Supernovae in 3D
We know that supernovae occur when stars explode, but beyond that, there is still much to learn about the 'how' and 'why.' Examining the structure of those explosions could tell us much about the composition and energy involved, but because most supernovae happen so far away, they just look like points of light. A group of Japanese scientists using the Subaru Telescope in Hawaii have developed a new method that measures the polarization, "which supplies information about the direction of vibrating electromagnetic waves," and allows them to construct a 3D image of the explosion, according to the team's press release today.

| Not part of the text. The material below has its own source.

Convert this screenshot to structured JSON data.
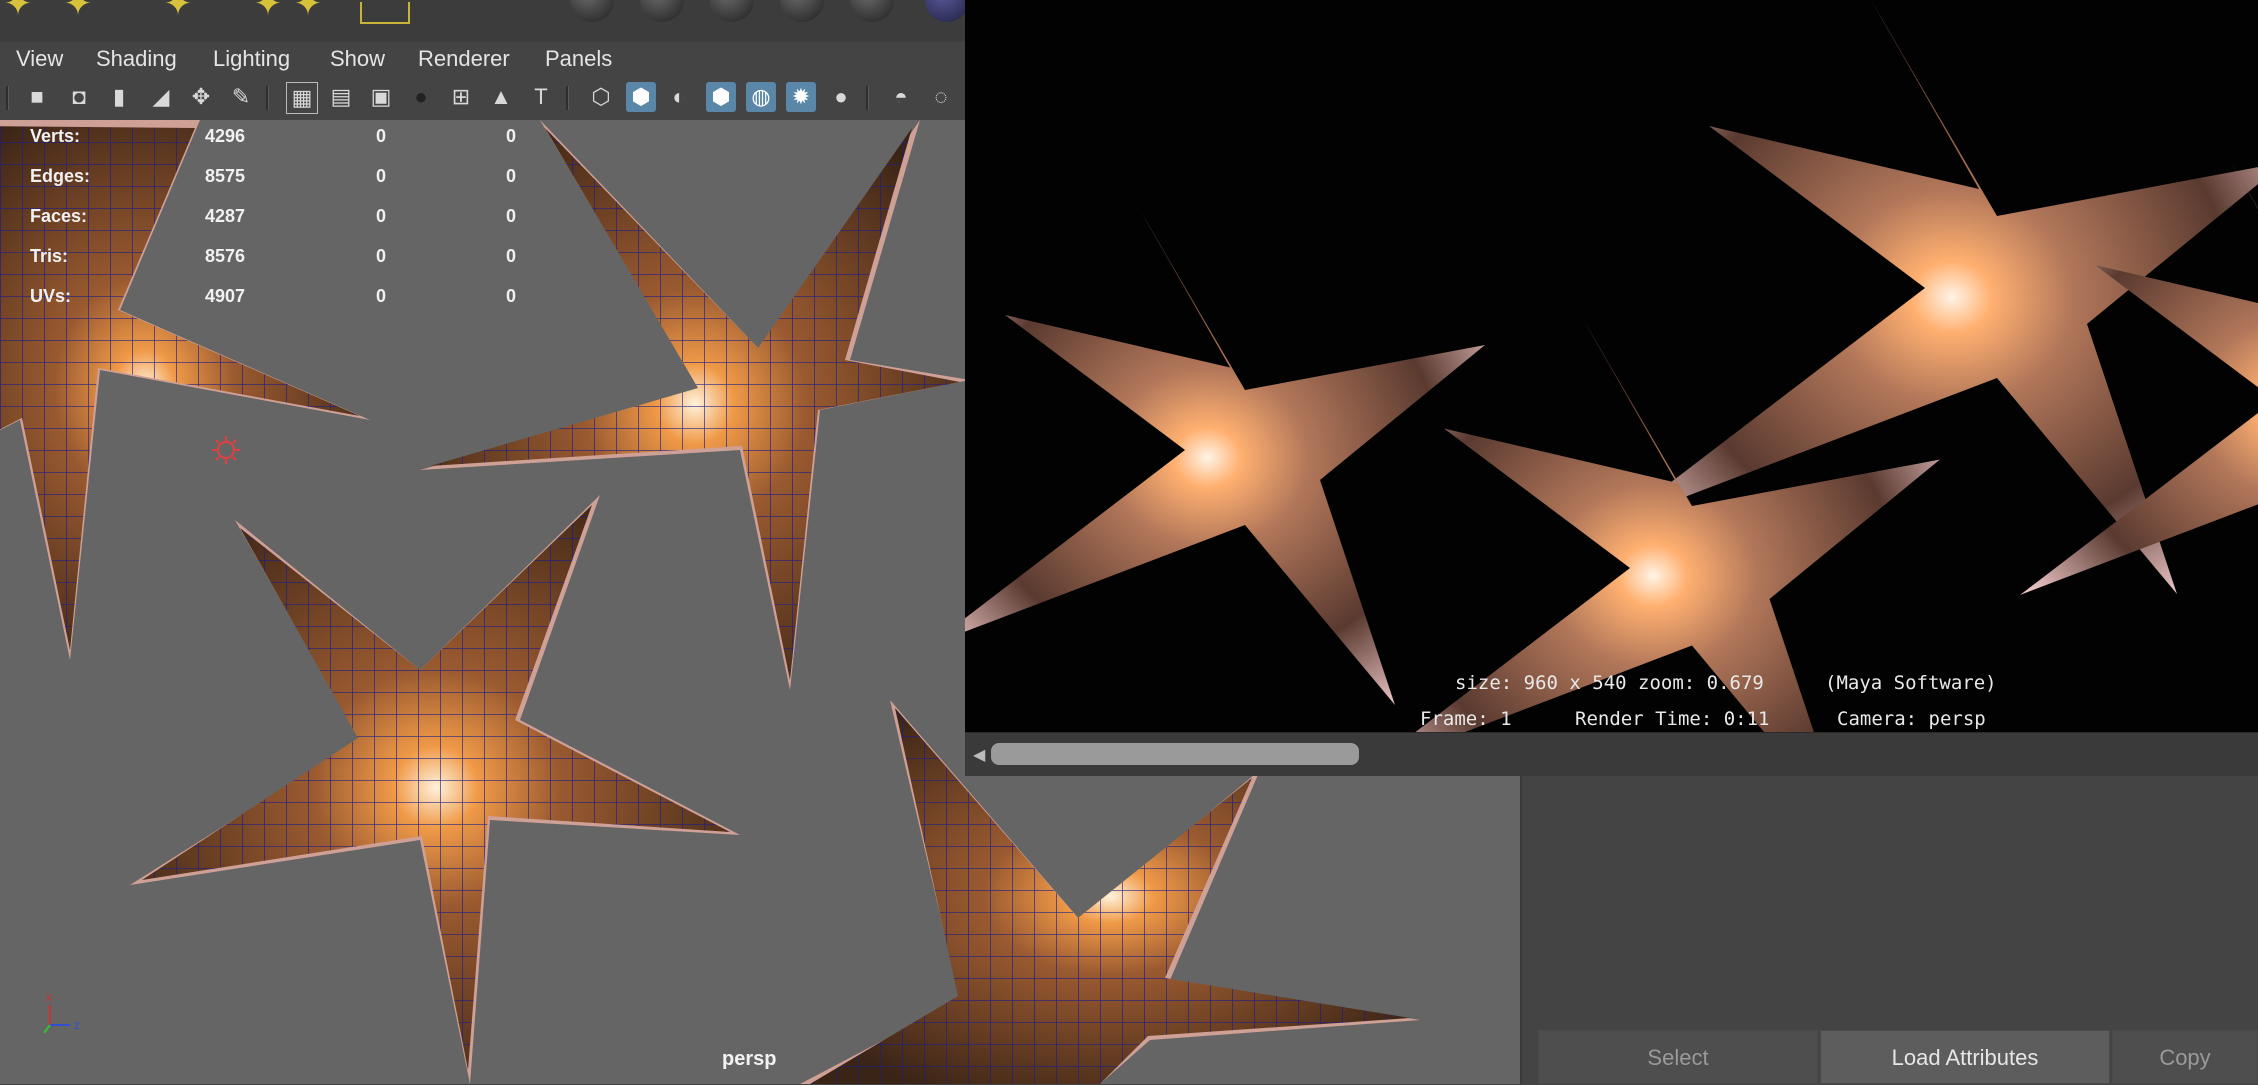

Read more about it and see more 3D diagrams here.
National Astronomical Observatory of Japan